NANTUCKET, Massachusetts (4 Aug 2008) — It was a graceful ship renowned for its safety. But lying on its side 240 feet below the ocean's surface, the wreck of the Andrea Doria has a much deadlier reputation.
Some 15 divers have died over the years exploring the wreck of the Andrea Doria, which sank 53 miles southeast of Nantucket on July 26, 1956.
After 52 years on the sea floor about 40 miles south of Nantucket, the upper decks of the 697-foot vessel have collapsed onto the ocean floor, creating a labyrinth of debris. At its resting spot near the edge of the continental shelf, the waters are frigid and the currents fierce. Visibility can stretch as far as 75 feet or as little as 10 and can change in an instant. Divers, drawn to the wreck by the aura of one of the world's last luxury liners and the treasures it might hold, call it the Mount Everest of their sport.

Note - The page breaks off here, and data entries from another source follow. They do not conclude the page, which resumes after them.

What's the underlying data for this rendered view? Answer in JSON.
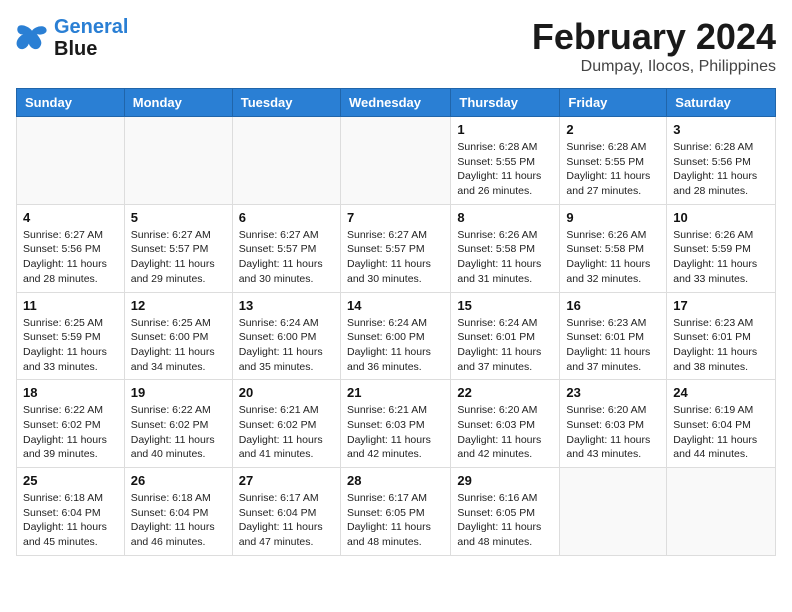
{
  "header": {
    "logo_line1": "General",
    "logo_line2": "Blue",
    "month_year": "February 2024",
    "location": "Dumpay, Ilocos, Philippines"
  },
  "weekdays": [
    "Sunday",
    "Monday",
    "Tuesday",
    "Wednesday",
    "Thursday",
    "Friday",
    "Saturday"
  ],
  "weeks": [
    [
      {
        "day": "",
        "text": ""
      },
      {
        "day": "",
        "text": ""
      },
      {
        "day": "",
        "text": ""
      },
      {
        "day": "",
        "text": ""
      },
      {
        "day": "1",
        "text": "Sunrise: 6:28 AM\nSunset: 5:55 PM\nDaylight: 11 hours and 26 minutes."
      },
      {
        "day": "2",
        "text": "Sunrise: 6:28 AM\nSunset: 5:55 PM\nDaylight: 11 hours and 27 minutes."
      },
      {
        "day": "3",
        "text": "Sunrise: 6:28 AM\nSunset: 5:56 PM\nDaylight: 11 hours and 28 minutes."
      }
    ],
    [
      {
        "day": "4",
        "text": "Sunrise: 6:27 AM\nSunset: 5:56 PM\nDaylight: 11 hours and 28 minutes."
      },
      {
        "day": "5",
        "text": "Sunrise: 6:27 AM\nSunset: 5:57 PM\nDaylight: 11 hours and 29 minutes."
      },
      {
        "day": "6",
        "text": "Sunrise: 6:27 AM\nSunset: 5:57 PM\nDaylight: 11 hours and 30 minutes."
      },
      {
        "day": "7",
        "text": "Sunrise: 6:27 AM\nSunset: 5:57 PM\nDaylight: 11 hours and 30 minutes."
      },
      {
        "day": "8",
        "text": "Sunrise: 6:26 AM\nSunset: 5:58 PM\nDaylight: 11 hours and 31 minutes."
      },
      {
        "day": "9",
        "text": "Sunrise: 6:26 AM\nSunset: 5:58 PM\nDaylight: 11 hours and 32 minutes."
      },
      {
        "day": "10",
        "text": "Sunrise: 6:26 AM\nSunset: 5:59 PM\nDaylight: 11 hours and 33 minutes."
      }
    ],
    [
      {
        "day": "11",
        "text": "Sunrise: 6:25 AM\nSunset: 5:59 PM\nDaylight: 11 hours and 33 minutes."
      },
      {
        "day": "12",
        "text": "Sunrise: 6:25 AM\nSunset: 6:00 PM\nDaylight: 11 hours and 34 minutes."
      },
      {
        "day": "13",
        "text": "Sunrise: 6:24 AM\nSunset: 6:00 PM\nDaylight: 11 hours and 35 minutes."
      },
      {
        "day": "14",
        "text": "Sunrise: 6:24 AM\nSunset: 6:00 PM\nDaylight: 11 hours and 36 minutes."
      },
      {
        "day": "15",
        "text": "Sunrise: 6:24 AM\nSunset: 6:01 PM\nDaylight: 11 hours and 37 minutes."
      },
      {
        "day": "16",
        "text": "Sunrise: 6:23 AM\nSunset: 6:01 PM\nDaylight: 11 hours and 37 minutes."
      },
      {
        "day": "17",
        "text": "Sunrise: 6:23 AM\nSunset: 6:01 PM\nDaylight: 11 hours and 38 minutes."
      }
    ],
    [
      {
        "day": "18",
        "text": "Sunrise: 6:22 AM\nSunset: 6:02 PM\nDaylight: 11 hours and 39 minutes."
      },
      {
        "day": "19",
        "text": "Sunrise: 6:22 AM\nSunset: 6:02 PM\nDaylight: 11 hours and 40 minutes."
      },
      {
        "day": "20",
        "text": "Sunrise: 6:21 AM\nSunset: 6:02 PM\nDaylight: 11 hours and 41 minutes."
      },
      {
        "day": "21",
        "text": "Sunrise: 6:21 AM\nSunset: 6:03 PM\nDaylight: 11 hours and 42 minutes."
      },
      {
        "day": "22",
        "text": "Sunrise: 6:20 AM\nSunset: 6:03 PM\nDaylight: 11 hours and 42 minutes."
      },
      {
        "day": "23",
        "text": "Sunrise: 6:20 AM\nSunset: 6:03 PM\nDaylight: 11 hours and 43 minutes."
      },
      {
        "day": "24",
        "text": "Sunrise: 6:19 AM\nSunset: 6:04 PM\nDaylight: 11 hours and 44 minutes."
      }
    ],
    [
      {
        "day": "25",
        "text": "Sunrise: 6:18 AM\nSunset: 6:04 PM\nDaylight: 11 hours and 45 minutes."
      },
      {
        "day": "26",
        "text": "Sunrise: 6:18 AM\nSunset: 6:04 PM\nDaylight: 11 hours and 46 minutes."
      },
      {
        "day": "27",
        "text": "Sunrise: 6:17 AM\nSunset: 6:04 PM\nDaylight: 11 hours and 47 minutes."
      },
      {
        "day": "28",
        "text": "Sunrise: 6:17 AM\nSunset: 6:05 PM\nDaylight: 11 hours and 48 minutes."
      },
      {
        "day": "29",
        "text": "Sunrise: 6:16 AM\nSunset: 6:05 PM\nDaylight: 11 hours and 48 minutes."
      },
      {
        "day": "",
        "text": ""
      },
      {
        "day": "",
        "text": ""
      }
    ]
  ]
}
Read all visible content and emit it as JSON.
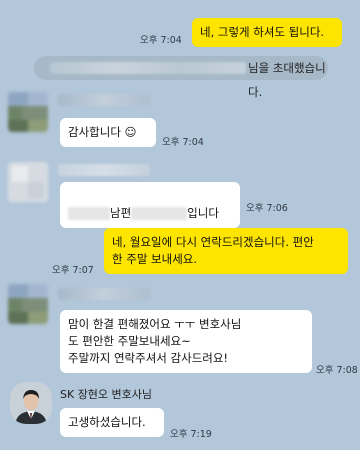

"It has this mystique, this machismo about it," said Dan Crowell, a former charter captain who led diving trips to the Andrea Doria from Montauk, N.Y., in the 1990s.
Each year, hundreds make the treacherous dive to the otherwise barren sea floor to spend about a half-hour with the ship's dark remains. But the extreme conditions that make it alluring to thrill-seeking divers also make it lethal. Over the years the wreck has claimed the lives of 15 people, most recently Terry DeWolf, 38, a Houston man who died Wednesday while diving with a group of nine others...